Structural Steel: The Chase of Synchronicity
New equipment and software technology are replacing manual processing for beams and structural components
The structural steel sector is viewed as an industry that processes tons of material using industrial processes with very little automation. The belief seems to be that the tasks themselves do not require automation to correctly produce the parts.
Cutting a bevel on a beam at a defined length, drilling holes, adding a notch to support a joint, or preparing the structural component for welding are not always viewed as high precision jobs that would benefit from a specialized NC machine tool or an automated machining process.
In fact, in many countries today, it is possible to launch a highly complex structural steel project solely using manual processes and an extensive workforce. In areas where labor is cheap, component features might be handcrafted to meet construction needs without a single problem itself.
This manual-processing scenario can work but it has a direct impact on project costs. Executing the structural steel projects of many kinds and sizes consumes a large amount of recourses that need to be financed. These costs add up quickly and have a direct and negative impact on profitability.
Lately, however, the requirements of the structural steel segment have changed. Project lead-times are being shortened. Field work is being reduced by preassembling modules fabricated at the factory and transported to the work site. Architectural designs are demanding elegant and exquisite steel components. The need for precision and, even more, for beauty, is growing.
Move from vision to structure
Implementation of a project begins once an architectural vision is defined. An effective plan needs to be devised, executed, and managed to efficiently bring the vision to reality, often within a short time frame, while maintaining a profit margin. A move from using spreadsheets and circular saw processes to NC equipment guided by software developed specifically for construction components can allow a spectacular vision to take shape while meeting the time and financial goals.
For a reasonable investment, today’s technology can provide advanced software that allows structural steel companies to reduce costs and, consequently, increase profitability. It can allow for the management of more projects using the same financial resources, lower operational costs, automate processes, and optimize each phase of each project. It can help structural steel companies achieve the needed synchronicity in all processes to overcome the challenges faced today.

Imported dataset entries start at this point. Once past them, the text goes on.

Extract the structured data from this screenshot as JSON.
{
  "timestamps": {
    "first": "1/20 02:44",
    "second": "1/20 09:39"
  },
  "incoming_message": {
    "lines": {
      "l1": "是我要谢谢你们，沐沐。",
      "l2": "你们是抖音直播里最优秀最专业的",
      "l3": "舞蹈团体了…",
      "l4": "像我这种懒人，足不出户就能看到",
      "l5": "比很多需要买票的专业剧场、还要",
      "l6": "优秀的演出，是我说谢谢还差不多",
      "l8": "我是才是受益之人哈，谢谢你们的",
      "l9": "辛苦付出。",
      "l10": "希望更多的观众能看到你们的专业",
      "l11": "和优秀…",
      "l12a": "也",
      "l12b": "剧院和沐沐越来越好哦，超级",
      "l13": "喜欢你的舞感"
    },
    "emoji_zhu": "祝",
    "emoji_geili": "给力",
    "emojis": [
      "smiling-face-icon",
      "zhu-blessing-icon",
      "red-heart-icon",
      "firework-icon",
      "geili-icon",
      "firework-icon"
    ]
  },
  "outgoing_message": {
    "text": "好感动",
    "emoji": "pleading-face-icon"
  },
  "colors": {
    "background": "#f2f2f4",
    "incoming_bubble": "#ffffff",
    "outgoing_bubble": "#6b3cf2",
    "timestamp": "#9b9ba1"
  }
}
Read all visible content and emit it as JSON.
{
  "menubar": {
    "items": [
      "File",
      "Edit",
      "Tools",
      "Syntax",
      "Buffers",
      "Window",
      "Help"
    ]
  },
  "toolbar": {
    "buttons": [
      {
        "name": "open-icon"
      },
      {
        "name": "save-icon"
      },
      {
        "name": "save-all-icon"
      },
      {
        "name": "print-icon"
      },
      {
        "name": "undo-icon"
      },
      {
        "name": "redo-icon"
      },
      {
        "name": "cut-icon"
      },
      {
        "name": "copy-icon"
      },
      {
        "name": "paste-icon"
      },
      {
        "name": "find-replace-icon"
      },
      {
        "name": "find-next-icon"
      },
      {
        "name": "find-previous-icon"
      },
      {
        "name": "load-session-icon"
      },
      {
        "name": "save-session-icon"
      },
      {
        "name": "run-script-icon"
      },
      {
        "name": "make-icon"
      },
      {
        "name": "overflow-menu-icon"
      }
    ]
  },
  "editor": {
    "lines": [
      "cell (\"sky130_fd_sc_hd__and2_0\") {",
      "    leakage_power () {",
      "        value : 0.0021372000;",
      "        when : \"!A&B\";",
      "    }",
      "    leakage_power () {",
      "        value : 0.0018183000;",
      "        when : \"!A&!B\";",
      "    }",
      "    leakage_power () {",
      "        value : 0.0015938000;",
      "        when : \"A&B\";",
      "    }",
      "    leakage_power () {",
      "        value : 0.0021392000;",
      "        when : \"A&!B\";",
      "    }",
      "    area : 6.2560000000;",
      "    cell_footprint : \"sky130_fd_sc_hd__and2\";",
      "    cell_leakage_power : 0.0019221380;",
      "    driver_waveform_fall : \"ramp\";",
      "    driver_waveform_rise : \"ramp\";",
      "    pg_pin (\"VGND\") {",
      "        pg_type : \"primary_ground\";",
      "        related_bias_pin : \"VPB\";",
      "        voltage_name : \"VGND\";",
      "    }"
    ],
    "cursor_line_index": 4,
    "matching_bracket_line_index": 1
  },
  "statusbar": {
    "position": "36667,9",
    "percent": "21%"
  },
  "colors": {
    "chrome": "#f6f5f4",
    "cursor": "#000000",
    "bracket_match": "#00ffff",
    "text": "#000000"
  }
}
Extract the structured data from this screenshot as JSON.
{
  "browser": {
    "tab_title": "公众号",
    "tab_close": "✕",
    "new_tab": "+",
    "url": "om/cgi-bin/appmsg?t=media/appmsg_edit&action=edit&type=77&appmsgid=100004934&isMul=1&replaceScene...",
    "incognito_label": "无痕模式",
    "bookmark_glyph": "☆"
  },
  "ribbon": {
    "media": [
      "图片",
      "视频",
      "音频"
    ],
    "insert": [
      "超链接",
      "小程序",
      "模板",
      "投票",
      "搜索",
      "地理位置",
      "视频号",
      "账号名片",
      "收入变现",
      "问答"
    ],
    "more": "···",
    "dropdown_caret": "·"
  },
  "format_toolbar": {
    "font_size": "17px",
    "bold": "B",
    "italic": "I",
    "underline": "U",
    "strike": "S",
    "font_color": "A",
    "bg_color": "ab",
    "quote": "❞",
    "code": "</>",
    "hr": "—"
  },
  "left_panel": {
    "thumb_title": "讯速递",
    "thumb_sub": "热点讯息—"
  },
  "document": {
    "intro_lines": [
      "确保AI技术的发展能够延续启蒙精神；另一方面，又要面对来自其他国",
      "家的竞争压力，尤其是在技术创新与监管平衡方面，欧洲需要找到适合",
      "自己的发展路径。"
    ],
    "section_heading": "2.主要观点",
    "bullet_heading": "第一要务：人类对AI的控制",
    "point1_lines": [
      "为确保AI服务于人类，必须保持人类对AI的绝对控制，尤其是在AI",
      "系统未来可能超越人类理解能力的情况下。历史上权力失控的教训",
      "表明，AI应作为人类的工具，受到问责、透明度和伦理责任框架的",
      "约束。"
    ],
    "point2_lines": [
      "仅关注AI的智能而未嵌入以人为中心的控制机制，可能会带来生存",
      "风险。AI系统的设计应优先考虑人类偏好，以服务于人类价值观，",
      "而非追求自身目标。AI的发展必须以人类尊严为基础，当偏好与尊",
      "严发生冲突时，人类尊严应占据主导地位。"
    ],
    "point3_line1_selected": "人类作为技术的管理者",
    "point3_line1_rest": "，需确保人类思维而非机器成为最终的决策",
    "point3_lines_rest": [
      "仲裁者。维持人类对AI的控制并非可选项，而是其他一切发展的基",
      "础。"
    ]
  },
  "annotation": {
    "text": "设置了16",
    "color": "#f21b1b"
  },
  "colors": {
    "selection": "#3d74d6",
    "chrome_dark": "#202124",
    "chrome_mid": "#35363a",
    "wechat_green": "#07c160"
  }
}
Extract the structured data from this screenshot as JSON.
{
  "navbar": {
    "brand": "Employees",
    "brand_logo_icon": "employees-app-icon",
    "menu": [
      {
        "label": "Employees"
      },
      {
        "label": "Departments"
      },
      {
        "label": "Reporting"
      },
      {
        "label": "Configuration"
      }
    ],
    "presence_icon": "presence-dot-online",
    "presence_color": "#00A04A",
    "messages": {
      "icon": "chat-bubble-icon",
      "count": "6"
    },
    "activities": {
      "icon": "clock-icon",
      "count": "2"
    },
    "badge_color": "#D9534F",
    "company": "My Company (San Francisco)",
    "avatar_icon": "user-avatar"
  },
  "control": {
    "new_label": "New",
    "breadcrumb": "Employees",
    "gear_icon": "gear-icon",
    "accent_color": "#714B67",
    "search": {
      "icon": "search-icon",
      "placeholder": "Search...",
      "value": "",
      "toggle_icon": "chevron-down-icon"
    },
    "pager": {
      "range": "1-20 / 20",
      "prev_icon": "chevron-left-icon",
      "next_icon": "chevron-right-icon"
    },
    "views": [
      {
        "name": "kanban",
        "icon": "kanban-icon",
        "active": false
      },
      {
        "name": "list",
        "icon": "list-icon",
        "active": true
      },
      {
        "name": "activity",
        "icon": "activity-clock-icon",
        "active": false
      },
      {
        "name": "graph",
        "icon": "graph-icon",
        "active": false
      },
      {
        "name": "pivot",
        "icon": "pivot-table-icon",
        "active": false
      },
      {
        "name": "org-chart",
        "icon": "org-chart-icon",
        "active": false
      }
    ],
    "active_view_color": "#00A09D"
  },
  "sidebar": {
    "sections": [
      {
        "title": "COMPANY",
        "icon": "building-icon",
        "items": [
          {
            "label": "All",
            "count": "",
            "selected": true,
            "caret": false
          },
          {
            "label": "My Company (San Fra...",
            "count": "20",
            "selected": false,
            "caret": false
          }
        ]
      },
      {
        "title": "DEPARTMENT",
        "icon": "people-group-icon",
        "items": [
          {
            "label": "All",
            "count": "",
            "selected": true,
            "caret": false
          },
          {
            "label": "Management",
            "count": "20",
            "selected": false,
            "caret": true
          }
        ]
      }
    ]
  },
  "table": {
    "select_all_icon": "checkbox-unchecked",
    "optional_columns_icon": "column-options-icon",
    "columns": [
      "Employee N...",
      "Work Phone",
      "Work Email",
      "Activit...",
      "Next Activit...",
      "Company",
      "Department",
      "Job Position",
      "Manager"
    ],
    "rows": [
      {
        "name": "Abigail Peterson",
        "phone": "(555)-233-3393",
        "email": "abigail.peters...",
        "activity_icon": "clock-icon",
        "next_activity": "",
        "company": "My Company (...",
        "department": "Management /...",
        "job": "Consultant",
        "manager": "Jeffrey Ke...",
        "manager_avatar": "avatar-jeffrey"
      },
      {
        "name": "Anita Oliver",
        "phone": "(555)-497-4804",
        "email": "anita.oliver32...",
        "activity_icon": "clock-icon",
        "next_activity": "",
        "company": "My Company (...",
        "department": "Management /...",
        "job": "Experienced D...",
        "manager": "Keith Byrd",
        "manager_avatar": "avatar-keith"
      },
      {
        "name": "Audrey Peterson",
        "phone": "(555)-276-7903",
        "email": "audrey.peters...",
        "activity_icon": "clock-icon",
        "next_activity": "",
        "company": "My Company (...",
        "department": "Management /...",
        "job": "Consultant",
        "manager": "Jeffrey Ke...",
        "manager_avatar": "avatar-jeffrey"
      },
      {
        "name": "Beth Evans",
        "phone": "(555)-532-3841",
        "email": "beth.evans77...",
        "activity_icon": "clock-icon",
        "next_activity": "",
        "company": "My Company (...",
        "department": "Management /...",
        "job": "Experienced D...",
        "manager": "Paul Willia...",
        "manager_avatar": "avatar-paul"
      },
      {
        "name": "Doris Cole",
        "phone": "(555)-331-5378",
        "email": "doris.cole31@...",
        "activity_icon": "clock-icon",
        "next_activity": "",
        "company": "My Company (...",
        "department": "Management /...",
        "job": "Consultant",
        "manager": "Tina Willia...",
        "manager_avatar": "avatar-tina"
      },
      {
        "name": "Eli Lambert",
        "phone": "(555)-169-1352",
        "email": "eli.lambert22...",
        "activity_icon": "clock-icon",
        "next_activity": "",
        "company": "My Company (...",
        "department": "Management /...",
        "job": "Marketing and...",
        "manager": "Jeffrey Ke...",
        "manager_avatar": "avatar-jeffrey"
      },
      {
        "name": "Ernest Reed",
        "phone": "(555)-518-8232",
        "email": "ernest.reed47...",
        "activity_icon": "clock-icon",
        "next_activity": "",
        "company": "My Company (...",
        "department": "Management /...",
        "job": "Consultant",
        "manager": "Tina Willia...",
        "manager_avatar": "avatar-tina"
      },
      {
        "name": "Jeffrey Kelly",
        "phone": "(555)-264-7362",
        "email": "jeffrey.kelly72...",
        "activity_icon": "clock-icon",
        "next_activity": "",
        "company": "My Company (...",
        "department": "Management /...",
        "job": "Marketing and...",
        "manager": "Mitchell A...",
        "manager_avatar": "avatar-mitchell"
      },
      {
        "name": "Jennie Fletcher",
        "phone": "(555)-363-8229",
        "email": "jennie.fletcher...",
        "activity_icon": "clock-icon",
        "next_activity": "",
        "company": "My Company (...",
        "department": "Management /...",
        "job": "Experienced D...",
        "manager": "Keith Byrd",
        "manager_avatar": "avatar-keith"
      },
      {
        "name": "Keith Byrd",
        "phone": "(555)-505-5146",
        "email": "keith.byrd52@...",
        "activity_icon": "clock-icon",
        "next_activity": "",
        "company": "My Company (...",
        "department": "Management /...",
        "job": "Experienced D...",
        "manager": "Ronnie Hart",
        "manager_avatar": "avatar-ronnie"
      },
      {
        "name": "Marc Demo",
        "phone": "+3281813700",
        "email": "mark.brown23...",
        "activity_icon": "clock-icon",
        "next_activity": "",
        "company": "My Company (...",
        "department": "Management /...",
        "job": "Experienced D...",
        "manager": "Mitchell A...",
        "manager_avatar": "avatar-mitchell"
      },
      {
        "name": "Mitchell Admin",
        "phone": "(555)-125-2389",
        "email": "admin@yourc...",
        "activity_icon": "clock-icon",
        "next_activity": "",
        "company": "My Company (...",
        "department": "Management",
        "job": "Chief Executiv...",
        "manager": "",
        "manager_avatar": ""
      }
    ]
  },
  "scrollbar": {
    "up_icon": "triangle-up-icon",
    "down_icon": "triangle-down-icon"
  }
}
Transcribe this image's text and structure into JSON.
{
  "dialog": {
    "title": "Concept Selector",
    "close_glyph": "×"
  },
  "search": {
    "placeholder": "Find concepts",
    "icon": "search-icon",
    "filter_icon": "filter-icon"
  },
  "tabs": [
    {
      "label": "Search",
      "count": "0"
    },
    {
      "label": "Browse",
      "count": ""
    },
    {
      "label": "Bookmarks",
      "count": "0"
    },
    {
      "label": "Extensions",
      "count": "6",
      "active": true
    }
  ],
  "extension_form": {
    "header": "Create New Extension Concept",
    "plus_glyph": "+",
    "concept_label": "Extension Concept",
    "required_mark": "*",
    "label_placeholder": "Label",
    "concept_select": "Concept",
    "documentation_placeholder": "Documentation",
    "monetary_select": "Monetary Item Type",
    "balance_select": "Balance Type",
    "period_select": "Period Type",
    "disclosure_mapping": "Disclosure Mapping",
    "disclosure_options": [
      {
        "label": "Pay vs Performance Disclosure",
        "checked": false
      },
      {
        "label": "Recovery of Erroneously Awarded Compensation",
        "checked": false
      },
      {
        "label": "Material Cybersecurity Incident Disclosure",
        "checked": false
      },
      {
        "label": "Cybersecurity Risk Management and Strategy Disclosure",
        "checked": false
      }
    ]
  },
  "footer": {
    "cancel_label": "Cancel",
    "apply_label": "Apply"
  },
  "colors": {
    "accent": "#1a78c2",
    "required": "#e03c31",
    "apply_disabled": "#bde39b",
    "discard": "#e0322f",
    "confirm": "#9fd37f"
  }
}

Structural steel software can allow seamless control of a project from quotation, to CAD, to production and staging of the components for assembly with the structure. It should integrate several key functionalities: design, production, and management of the right elements at the right time. It should optimize the production equipment usage, taking into consideration maintenance stops, resource availability, and raw material inflow.
Automation will require:
The use of steel construction software will provide several advantages that will increase project efficiency.
It will identify large parts with the same shape but different drills or notches that can be grouped for cutting. With the number of parts involved in a project’s construction it is close to impossible to make such an identification manually.
Effective software will quickly provide the proper information about each part: how it should be produced and when, if and how it should be added to a multi-part assembly and when, and when it should shipped for just-in-time arrival at the erection site.
Structural steel software will allow the fabricator to choose the right part to hoist by a crane and assemble in a joint where several parts converge. Selecting the wrong part can be expensive and time-consuming. The incorrect part has to be returned to the staging area while the correct part is identified and crane time is again used to put it in place for assembly. Using the software’s marking capability, each part be marked to identify where it should go and assist with assembly directions, whether by welds, rivets, or fasteners.
The most efficient logistics and transportation options can be reviewed and considered within the software to determine if assembly should be done in the factory or at the erection site. The software provides inventory management of completed components indicating when they will be needed, providing the weight of the items so adequate transportation can be planned, and allowing confirmation of installation.
Sheet, beam, and consumable specifications and other purchasing requirements can be generated from the structure design by using the software. Traceability and quality control upon receipt of materials can also be managed within the program.
The steel construction software integrates with BIM software that is responsible for designing and defining the steel structure to share part and assembly information, simultaneously record changes, and visualize progress.
Profit from automation
The efficiencies gained by software capabilities can justify the addition of automated equipment to synchronize with supply chain processes.
Adding structural steel software for machining and fabricating structural parts to a shop will synchronize design, manufacturing, assembling, and erection, increasing quality and profitability.
The structural steel sector has the opportunity and the challenge to go from high tonnage handcrafted projects to agile, automated production by taking advantage of newly available IT tools. Are you ready for synchronicity?
Lantek is the leading global multinational regarding the development and commercialization of software solutions CAD/CAM/MES/ERP for companies fabricating sheet metal, tubes, and beams with any cutting (laser, plasma, oxy-cut, water jet, shear) and punching technology. Lantek integrates the most advanced nesting software in the industry with the highest standards in manufacturing management solutions.
Its capacity for innovation and its firm commitment to internationalization and emerging markets have led Lantek, founded in 1986 in the Basque Country and with headquarters in Vitoria-Gasteiz (Spain), to devise a global-local strategy, which has meant it has become a global reference within the industry with its software solutions. Today, the company has over 15,000 customers in over 100 countries and its own offices in 15 countries, in addition to an extensive network of distributors that are present throughout the world.